I cut out emotional vampires.

Have you heard of the term “emotional vampire?” Like a bloodsucker, emotional vampires drain all your energy, leaving little left for yourself. They take the form of demanding “frenemies” who constantly gossip about others behind their backs, bosses with unreasonably high expectations and family members who feel the need to exert control over you. In the middle of a depressive episode, you can feel stuck dealing with people like this — but once you reclaim your power, you realize that you do have the power to change. Break up with that abusive partner. Say goodbye to bad friends. Set boundaries with family members who suck you (emotionally) dry. These types of choices can feel impossible in the throngs of depression, but don’t forget that they are real, viable options.

I stopped binge drinking.

I’ll clarify this point by saying that I’ve never had a drinking problem or felt dependent on alcohol. However, this point still stands for people like me who don’t identify as someone with a substance abuse issue. Back in college, I would go out drinking maybe once a month — but when I did go, I would drink four or five drinks until the details of the night started to get fuzzy. The problem? The next day, I suffered from much worse than a hangover: my depression would get worse, too. That’s because alcohol is a depressant. So, if you’re going to use alcohol while depressed, use it sparingly — don’t make yourself vulnerable to emotional distress by binge drinking. Better yet, only drink when you’re in a good mood, because when you start at a higher point while using a depressant, your lows can’t get as low.

I started dance classes.

Moving your body is so important. I say “moving your body” versus “exercising” intentionally, because I don’t believe you have to go to a gym and pump iron to reap the benefits of movement. Instead of forcing yourself to work out, you should find something you love to do that doesn’t feel like a workout. For me, that’s dance. I’ve been a dancer since I was in elementary school, so going to dance class just feels natural. Growing up, it was my safe place — and I still get that feeling when I walk into a ballet studio today.
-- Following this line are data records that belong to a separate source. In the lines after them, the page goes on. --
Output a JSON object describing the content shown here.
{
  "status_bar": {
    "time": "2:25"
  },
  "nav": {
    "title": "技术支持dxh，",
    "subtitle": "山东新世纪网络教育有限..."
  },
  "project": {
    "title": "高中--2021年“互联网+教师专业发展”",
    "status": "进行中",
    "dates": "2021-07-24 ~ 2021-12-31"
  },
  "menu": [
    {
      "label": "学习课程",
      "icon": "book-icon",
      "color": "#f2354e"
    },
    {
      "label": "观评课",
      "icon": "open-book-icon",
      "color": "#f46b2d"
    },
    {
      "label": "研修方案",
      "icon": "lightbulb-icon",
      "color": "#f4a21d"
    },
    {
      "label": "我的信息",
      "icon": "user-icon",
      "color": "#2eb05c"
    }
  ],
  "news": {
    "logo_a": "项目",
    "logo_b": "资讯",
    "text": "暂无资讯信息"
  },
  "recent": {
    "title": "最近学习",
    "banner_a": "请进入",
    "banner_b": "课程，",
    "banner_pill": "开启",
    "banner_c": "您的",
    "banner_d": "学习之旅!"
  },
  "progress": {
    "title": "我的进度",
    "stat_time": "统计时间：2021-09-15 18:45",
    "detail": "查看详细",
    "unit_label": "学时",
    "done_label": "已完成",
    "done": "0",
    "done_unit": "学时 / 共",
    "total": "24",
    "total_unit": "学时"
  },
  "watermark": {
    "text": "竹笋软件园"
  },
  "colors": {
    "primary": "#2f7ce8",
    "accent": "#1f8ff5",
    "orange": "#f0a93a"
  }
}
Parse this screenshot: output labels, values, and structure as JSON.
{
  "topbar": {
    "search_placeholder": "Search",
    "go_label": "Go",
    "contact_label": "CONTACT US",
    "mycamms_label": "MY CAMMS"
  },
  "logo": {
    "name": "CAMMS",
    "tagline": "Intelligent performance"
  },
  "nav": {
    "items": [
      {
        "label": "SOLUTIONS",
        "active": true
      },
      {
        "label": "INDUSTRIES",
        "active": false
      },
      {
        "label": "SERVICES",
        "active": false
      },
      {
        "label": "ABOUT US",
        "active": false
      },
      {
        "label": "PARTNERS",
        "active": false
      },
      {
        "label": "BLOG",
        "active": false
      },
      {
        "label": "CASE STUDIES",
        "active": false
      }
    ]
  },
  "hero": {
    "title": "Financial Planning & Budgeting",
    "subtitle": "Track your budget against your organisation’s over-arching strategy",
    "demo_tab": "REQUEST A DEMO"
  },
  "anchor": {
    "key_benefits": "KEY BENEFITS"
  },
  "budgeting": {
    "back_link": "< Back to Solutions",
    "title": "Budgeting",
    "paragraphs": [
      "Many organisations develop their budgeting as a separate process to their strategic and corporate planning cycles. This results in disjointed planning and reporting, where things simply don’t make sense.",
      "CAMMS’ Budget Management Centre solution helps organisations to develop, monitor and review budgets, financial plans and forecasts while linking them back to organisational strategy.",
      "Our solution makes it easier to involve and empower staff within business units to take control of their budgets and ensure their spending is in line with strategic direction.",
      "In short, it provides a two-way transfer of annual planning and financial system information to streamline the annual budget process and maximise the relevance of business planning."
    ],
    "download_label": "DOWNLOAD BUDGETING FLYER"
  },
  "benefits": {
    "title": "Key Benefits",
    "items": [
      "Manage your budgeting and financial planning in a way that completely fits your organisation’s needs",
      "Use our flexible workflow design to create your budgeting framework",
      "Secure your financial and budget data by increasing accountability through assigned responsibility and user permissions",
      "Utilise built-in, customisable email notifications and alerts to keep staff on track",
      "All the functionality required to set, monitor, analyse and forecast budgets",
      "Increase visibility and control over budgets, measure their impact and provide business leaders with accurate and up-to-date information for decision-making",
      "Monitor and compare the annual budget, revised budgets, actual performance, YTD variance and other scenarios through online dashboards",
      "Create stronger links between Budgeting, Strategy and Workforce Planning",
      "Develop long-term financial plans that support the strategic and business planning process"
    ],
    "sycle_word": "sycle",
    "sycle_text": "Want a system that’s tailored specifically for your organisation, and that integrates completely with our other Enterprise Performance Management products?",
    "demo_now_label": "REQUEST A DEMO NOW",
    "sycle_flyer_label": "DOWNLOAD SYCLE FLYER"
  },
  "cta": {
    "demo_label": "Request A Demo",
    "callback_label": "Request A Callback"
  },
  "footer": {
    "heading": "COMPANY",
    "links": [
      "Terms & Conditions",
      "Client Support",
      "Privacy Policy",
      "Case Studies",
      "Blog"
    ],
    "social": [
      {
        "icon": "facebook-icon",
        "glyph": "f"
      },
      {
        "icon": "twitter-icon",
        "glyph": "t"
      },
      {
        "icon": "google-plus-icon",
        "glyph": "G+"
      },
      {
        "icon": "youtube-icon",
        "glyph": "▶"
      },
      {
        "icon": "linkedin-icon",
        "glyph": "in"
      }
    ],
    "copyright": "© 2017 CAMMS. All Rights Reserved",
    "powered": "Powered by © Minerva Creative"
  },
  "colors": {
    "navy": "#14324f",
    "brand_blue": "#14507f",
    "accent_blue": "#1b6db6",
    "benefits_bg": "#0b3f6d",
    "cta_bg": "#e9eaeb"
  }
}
So, find the type of movement that makes you feel that way, too. Those endorphins are a natural high that even the strongest antidepressant can’t replace!

I found my purpose.

Stuck in the “rat race?” If you’re stuck in a job you hate, take this as your sign to leave and start doing something more meaningful. As someone who quit her job to start her own business, I can truthfully say that finding your purpose can change your life. I used to dread going to work every day — and now that I work for myself, I officially never feel that way anymore. Now, I look forward to waking up and working on my projects, because I know that helping people improve their mental health (whether that’s through marketing therapy or studying to become a therapist myself) is what I was put on this earth to do. Once you figure out what you’re meant to do, change your life and start working towards that. I know it can be difficult to find enough motivation to take a leap of faith, but taking that leap might just be what gets you out of that depressive funk.

I got dressed.

This seems so simple, yet it’s so transformative: try getting dressed in the morning. And by that I mean, try putting on an outfit that makes you feel good about yourself, instead of the sweats and hoodie you feel like wearing. If you’re feeling ambitious, maybe even put on some mascara and throw your hair up in a cute messy bun. It’s not that I’m vain, although seeing your reflection in the mirror will certainly put some pep in your step, but rather, it’s the fact that forcing yourself to do something you don’t feel like doing will make you feel damn good. Once you see yourself looking good, you’ll realize that you can do anything if you simply put your mind to it. The skill is called “opposite action,” and it’s something I learned in my DBT group that’s worked wonders on me.